Your goal: Could you give the records below again exactly, without the pictures?
** Opening Extracted information block **
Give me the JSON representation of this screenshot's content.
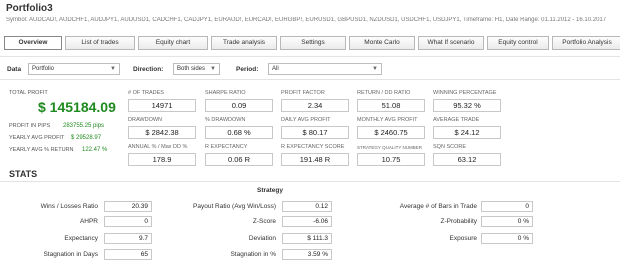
{
  "window": {
    "title": "Portfolio3",
    "symbols_line": "Symbol: AUDCAD!, AUDCHF1, AUDJPY1, AUDUSD1, CADCHF1, CADJPY1, EURAUD!, EURCAD!, EURGBP!, EURUSD1, GBPUSD1, NZDUSD1, USDCHF1, USDJPY1, Timeframe: H1, Date Range: 01.11.2012 - 16.10.2017"
  },
  "tabs": [
    "Overview",
    "List of trades",
    "Equity chart",
    "Trade analysis",
    "Settings",
    "Monte Carlo",
    "What If scenario",
    "Equity control",
    "Portfolio Analysis"
  ],
  "filters": {
    "data_label": "Data",
    "data_value": "Portfolio",
    "direction_label": "Direction:",
    "direction_value": "Both sides",
    "period_label": "Period:",
    "period_value": "All",
    "arrow": "▼"
  },
  "summary": {
    "total_profit_label": "TOTAL PROFIT",
    "total_profit": "$ 145184.09",
    "profit_pips_label": "PROFIT IN PIPS",
    "profit_pips": "283755.25 pips",
    "yearly_avg_profit_label": "YEARLY AVG PROFIT",
    "yearly_avg_profit": "$ 29528.97",
    "yearly_avg_return_label": "YEARLY AVG % RETURN",
    "yearly_avg_return": "122.47 %"
  },
  "metrics": [
    {
      "label": "# OF TRADES",
      "value": "14971"
    },
    {
      "label": "SHARPE RATIO",
      "value": "0.09"
    },
    {
      "label": "PROFIT FACTOR",
      "value": "2.34"
    },
    {
      "label": "RETURN / DD RATIO",
      "value": "51.08"
    },
    {
      "label": "WINNING PERCENTAGE",
      "value": "95.32 %"
    },
    {
      "label": "DRAWDOWN",
      "value": "$ 2842.38"
    },
    {
      "label": "% DRAWDOWN",
      "value": "0.68 %"
    },
    {
      "label": "DAILY AVG PROFIT",
      "value": "$ 80.17"
    },
    {
      "label": "MONTHLY AVG PROFIT",
      "value": "$ 2460.75"
    },
    {
      "label": "AVERAGE TRADE",
      "value": "$ 24.12"
    },
    {
      "label": "ANNUAL % / Max DD %",
      "value": "178.9"
    },
    {
      "label": "R EXPECTANCY",
      "value": "0.06 R"
    },
    {
      "label": "R EXPECTANCY SCORE",
      "value": "191.48 R"
    },
    {
      "label": "STRATEGY QUALITY NUMBER",
      "value": "10.75"
    },
    {
      "label": "SQN SCORE",
      "value": "63.12"
    }
  ],
  "stats": {
    "title": "STATS",
    "section": "Strategy",
    "rows": [
      {
        "label": "Wins / Losses Ratio",
        "value": "20.39"
      },
      {
        "label": "AHPR",
        "value": "0"
      },
      {
        "label": "Expectancy",
        "value": "9.7"
      },
      {
        "label": "Stagnation in Days",
        "value": "65"
      },
      {
        "label": "Payout Ratio (Avg Win/Loss)",
        "value": "0.12"
      },
      {
        "label": "Z-Score",
        "value": "-6.06"
      },
      {
        "label": "Deviation",
        "value": "$ 111.3"
      },
      {
        "label": "Stagnation in %",
        "value": "3.59 %"
      },
      {
        "label": "Average # of Bars in Trade",
        "value": "0"
      },
      {
        "label": "Z-Probability",
        "value": "0 %"
      },
      {
        "label": "Exposure",
        "value": "0 %"
      }
    ]
  }
}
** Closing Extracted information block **
Completed task:
Give me the JSON representation of this screenshot's content.
{
  "window": {
    "title": "Portfolio3",
    "symbols_line": "Symbol: AUDCAD!, AUDCHF1, AUDJPY1, AUDUSD1, CADCHF1, CADJPY1, EURAUD!, EURCAD!, EURGBP!, EURUSD1, GBPUSD1, NZDUSD1, USDCHF1, USDJPY1, Timeframe: H1, Date Range: 01.11.2012 - 16.10.2017"
  },
  "tabs": [
    "Overview",
    "List of trades",
    "Equity chart",
    "Trade analysis",
    "Settings",
    "Monte Carlo",
    "What If scenario",
    "Equity control",
    "Portfolio Analysis"
  ],
  "filters": {
    "data_label": "Data",
    "data_value": "Portfolio",
    "direction_label": "Direction:",
    "direction_value": "Both sides",
    "period_label": "Period:",
    "period_value": "All",
    "arrow": "▼"
  },
  "summary": {
    "total_profit_label": "TOTAL PROFIT",
    "total_profit": "$ 145184.09",
    "profit_pips_label": "PROFIT IN PIPS",
    "profit_pips": "283755.25 pips",
    "yearly_avg_profit_label": "YEARLY AVG PROFIT",
    "yearly_avg_profit": "$ 29528.97",
    "yearly_avg_return_label": "YEARLY AVG % RETURN",
    "yearly_avg_return": "122.47 %"
  },
  "metrics": [
    {
      "label": "# OF TRADES",
      "value": "14971"
    },
    {
      "label": "SHARPE RATIO",
      "value": "0.09"
    },
    {
      "label": "PROFIT FACTOR",
      "value": "2.34"
    },
    {
      "label": "RETURN / DD RATIO",
      "value": "51.08"
    },
    {
      "label": "WINNING PERCENTAGE",
      "value": "95.32 %"
    },
    {
      "label": "DRAWDOWN",
      "value": "$ 2842.38"
    },
    {
      "label": "% DRAWDOWN",
      "value": "0.68 %"
    },
    {
      "label": "DAILY AVG PROFIT",
      "value": "$ 80.17"
    },
    {
      "label": "MONTHLY AVG PROFIT",
      "value": "$ 2460.75"
    },
    {
      "label": "AVERAGE TRADE",
      "value": "$ 24.12"
    },
    {
      "label": "ANNUAL % / Max DD %",
      "value": "178.9"
    },
    {
      "label": "R EXPECTANCY",
      "value": "0.06 R"
    },
    {
      "label": "R EXPECTANCY SCORE",
      "value": "191.48 R"
    },
    {
      "label": "STRATEGY QUALITY NUMBER",
      "value": "10.75"
    },
    {
      "label": "SQN SCORE",
      "value": "63.12"
    }
  ],
  "stats": {
    "title": "STATS",
    "section": "Strategy",
    "rows": [
      {
        "label": "Wins / Losses Ratio",
        "value": "20.39"
      },
      {
        "label": "AHPR",
        "value": "0"
      },
      {
        "label": "Expectancy",
        "value": "9.7"
      },
      {
        "label": "Stagnation in Days",
        "value": "65"
      },
      {
        "label": "Payout Ratio (Avg Win/Loss)",
        "value": "0.12"
      },
      {
        "label": "Z-Score",
        "value": "-6.06"
      },
      {
        "label": "Deviation",
        "value": "$ 111.3"
      },
      {
        "label": "Stagnation in %",
        "value": "3.59 %"
      },
      {
        "label": "Average # of Bars in Trade",
        "value": "0"
      },
      {
        "label": "Z-Probability",
        "value": "0 %"
      },
      {
        "label": "Exposure",
        "value": "0 %"
      }
    ]
  }
}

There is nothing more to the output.